Items from an interface collection
----------
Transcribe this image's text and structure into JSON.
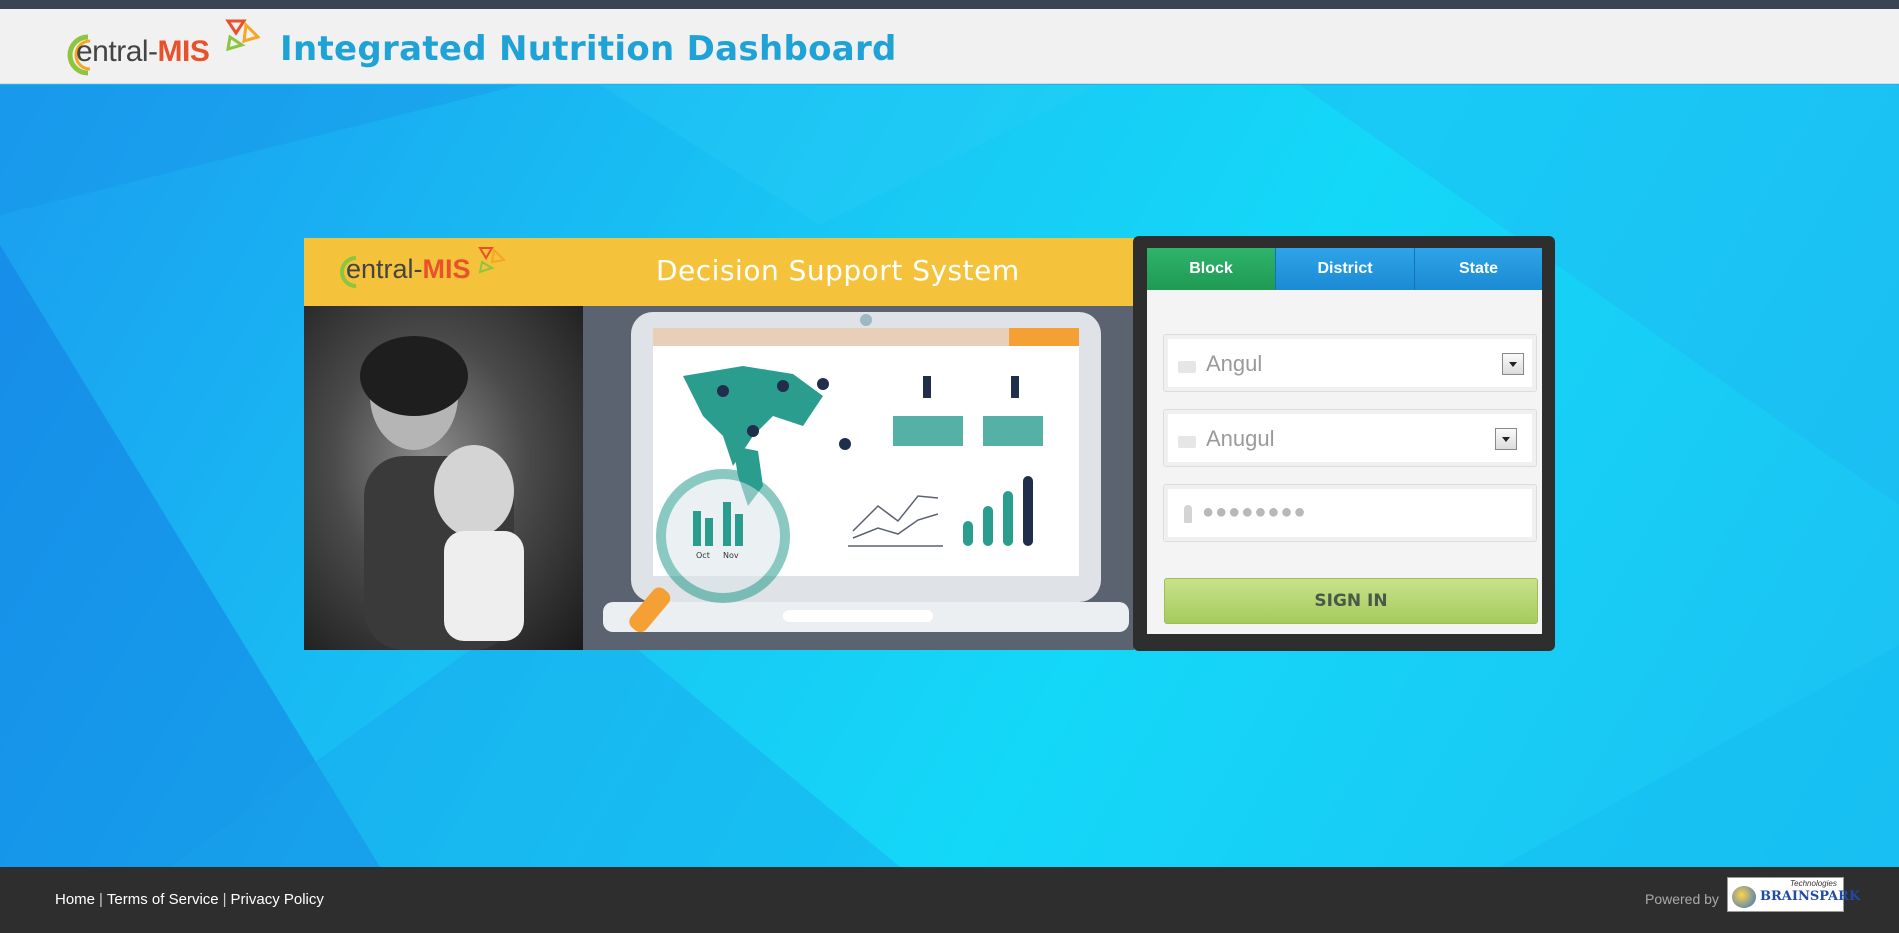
{
  "header": {
    "logo": {
      "prefix": "entral-",
      "suffix": "MIS",
      "initial": "C"
    },
    "title": "Integrated Nutrition Dashboard"
  },
  "banner": {
    "logo": {
      "prefix": "entral-",
      "suffix": "MIS"
    },
    "title": "Decision Support System",
    "chart_labels": [
      "Oct",
      "Nov"
    ]
  },
  "login": {
    "tabs": [
      {
        "label": "Block",
        "active": true
      },
      {
        "label": "District",
        "active": false
      },
      {
        "label": "State",
        "active": false
      }
    ],
    "district_select": {
      "value": "Angul"
    },
    "block_select": {
      "value": "Anugul"
    },
    "password": {
      "value": "●●●●●●●●"
    },
    "signin_label": "SIGN IN"
  },
  "footer": {
    "links": [
      {
        "label": "Home"
      },
      {
        "label": "Terms of Service"
      },
      {
        "label": "Privacy Policy"
      }
    ],
    "separator": "|",
    "powered_by": "Powered by",
    "brand": {
      "name": "BRAINSPARK",
      "tagline": "Technologies"
    }
  },
  "colors": {
    "accent": "#1fa2d6",
    "banner_yellow": "#f5c33b",
    "tab_active": "#2fb36a",
    "tab_inactive": "#1a8ad4",
    "signin": "#a6cb5c",
    "mis_orange": "#e9512b"
  }
}
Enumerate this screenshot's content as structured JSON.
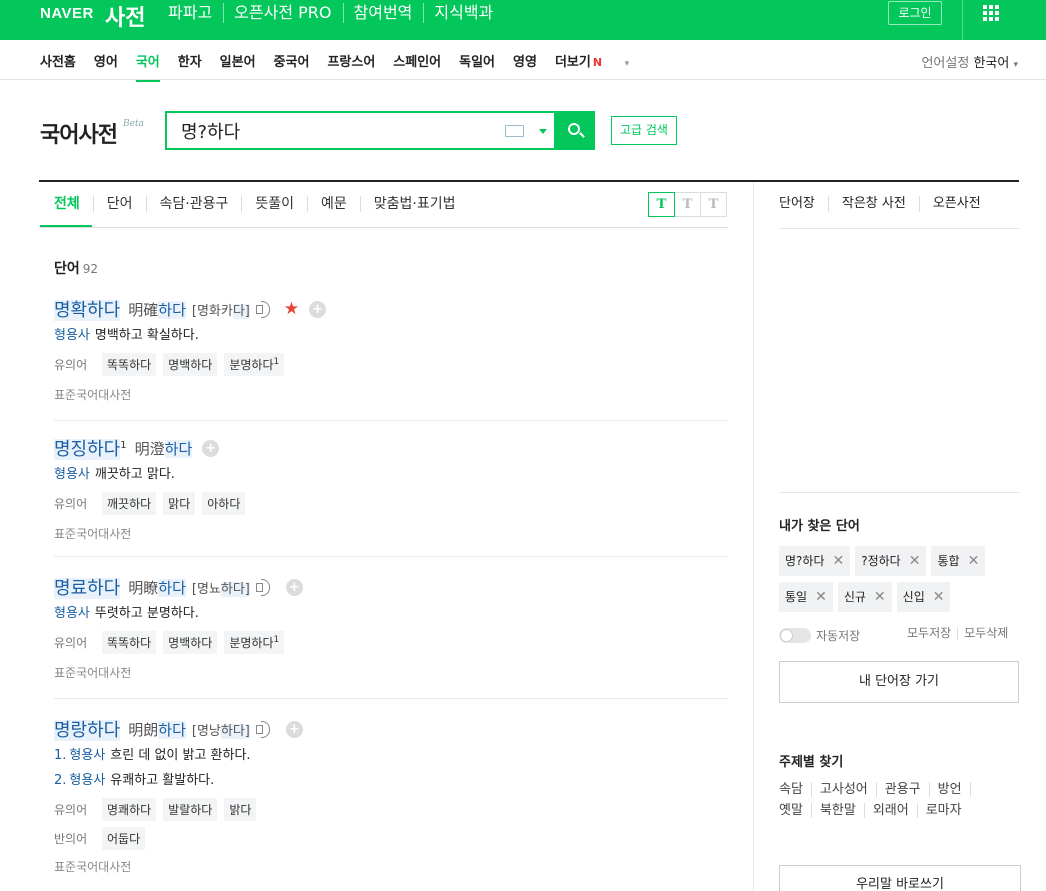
{
  "topbar": {
    "brand": "NAVER",
    "title": "사전",
    "nav": [
      "파파고",
      "오픈사전 PRO",
      "참여번역",
      "지식백과"
    ],
    "login": "로그인",
    "menu_icon": "grid-icon",
    "color": "#03c75a"
  },
  "langnav": {
    "items": [
      "사전홈",
      "영어",
      "국어",
      "한자",
      "일본어",
      "중국어",
      "프랑스어",
      "스페인어",
      "독일어",
      "영영",
      "더보기"
    ],
    "active": "국어",
    "more_badge": "N",
    "setting_label": "언어설정",
    "setting_value": "한국어"
  },
  "search": {
    "dict_name": "국어사전",
    "beta": "Beta",
    "query": "명?하다",
    "advanced": "고급 검색"
  },
  "tabs": {
    "items": [
      "전체",
      "단어",
      "속담·관용구",
      "뜻풀이",
      "예문",
      "맞춤법·표기법"
    ],
    "active": "전체",
    "text_size": [
      "T",
      "T",
      "T"
    ]
  },
  "results": {
    "section": "단어",
    "count": "92",
    "entries": [
      {
        "word_hl": "명확하다",
        "sup": "",
        "hanja_a": "明確",
        "hanja_b": "하다",
        "pron_a": "[명화카",
        "pron_b": "다]",
        "meanings": [
          {
            "num": "",
            "pos": "형용사",
            "text": "명백하고 확실하다."
          }
        ],
        "rel_label": "유의어",
        "rel": [
          "똑똑하다",
          "명백하다",
          "분명하다"
        ],
        "rel_sup": "1",
        "src": "표준국어대사전"
      },
      {
        "word_hl": "명징하다",
        "sup": "1",
        "hanja_a": "明澄",
        "hanja_b": "하다",
        "meanings": [
          {
            "num": "",
            "pos": "형용사",
            "text": "깨끗하고 맑다."
          }
        ],
        "rel_label": "유의어",
        "rel": [
          "깨끗하다",
          "맑다",
          "아하다"
        ],
        "src": "표준국어대사전"
      },
      {
        "word_hl": "명료하다",
        "sup": "",
        "hanja_a": "明瞭",
        "hanja_b": "하다",
        "pron_a": "[명뇨",
        "pron_b": "하다]",
        "meanings": [
          {
            "num": "",
            "pos": "형용사",
            "text": "뚜렷하고 분명하다."
          }
        ],
        "rel_label": "유의어",
        "rel": [
          "똑똑하다",
          "명백하다",
          "분명하다"
        ],
        "rel_sup": "1",
        "src": "표준국어대사전"
      },
      {
        "word_hl": "명랑하다",
        "sup": "",
        "hanja_a": "明朗",
        "hanja_b": "하다",
        "pron_a": "[명낭",
        "pron_b": "하다]",
        "meanings": [
          {
            "num": "1.",
            "pos": "형용사",
            "text": "흐린 데 없이 밝고 환하다."
          },
          {
            "num": "2.",
            "pos": "형용사",
            "text": "유쾌하고 활발하다."
          }
        ],
        "rel_label": "유의어",
        "rel": [
          "명쾌하다",
          "발랄하다",
          "밝다"
        ],
        "ant_label": "반의어",
        "ant": [
          "어둡다"
        ],
        "src": "표준국어대사전"
      }
    ]
  },
  "sidebar": {
    "tabs": [
      "단어장",
      "작은창 사전",
      "오픈사전"
    ],
    "recent_title": "내가 찾은 단어",
    "recent": [
      "명?하다",
      "?정하다",
      "통합",
      "통일",
      "신규",
      "신입"
    ],
    "autosave": "자동저장",
    "save_links": [
      "모두저장",
      "모두삭제"
    ],
    "my_button": "내 단어장 가기",
    "topic_title": "주제별 찾기",
    "topics": [
      "속담",
      "고사성어",
      "관용구",
      "방언",
      "옛말",
      "북한말",
      "외래어",
      "로마자"
    ],
    "bottom_button": "우리말 바로쓰기"
  }
}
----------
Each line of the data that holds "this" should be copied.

#### [TASK SOLUTION]
Transcribe this image's text and structure into JSON.
Enumerate this screenshot's content as structured JSON.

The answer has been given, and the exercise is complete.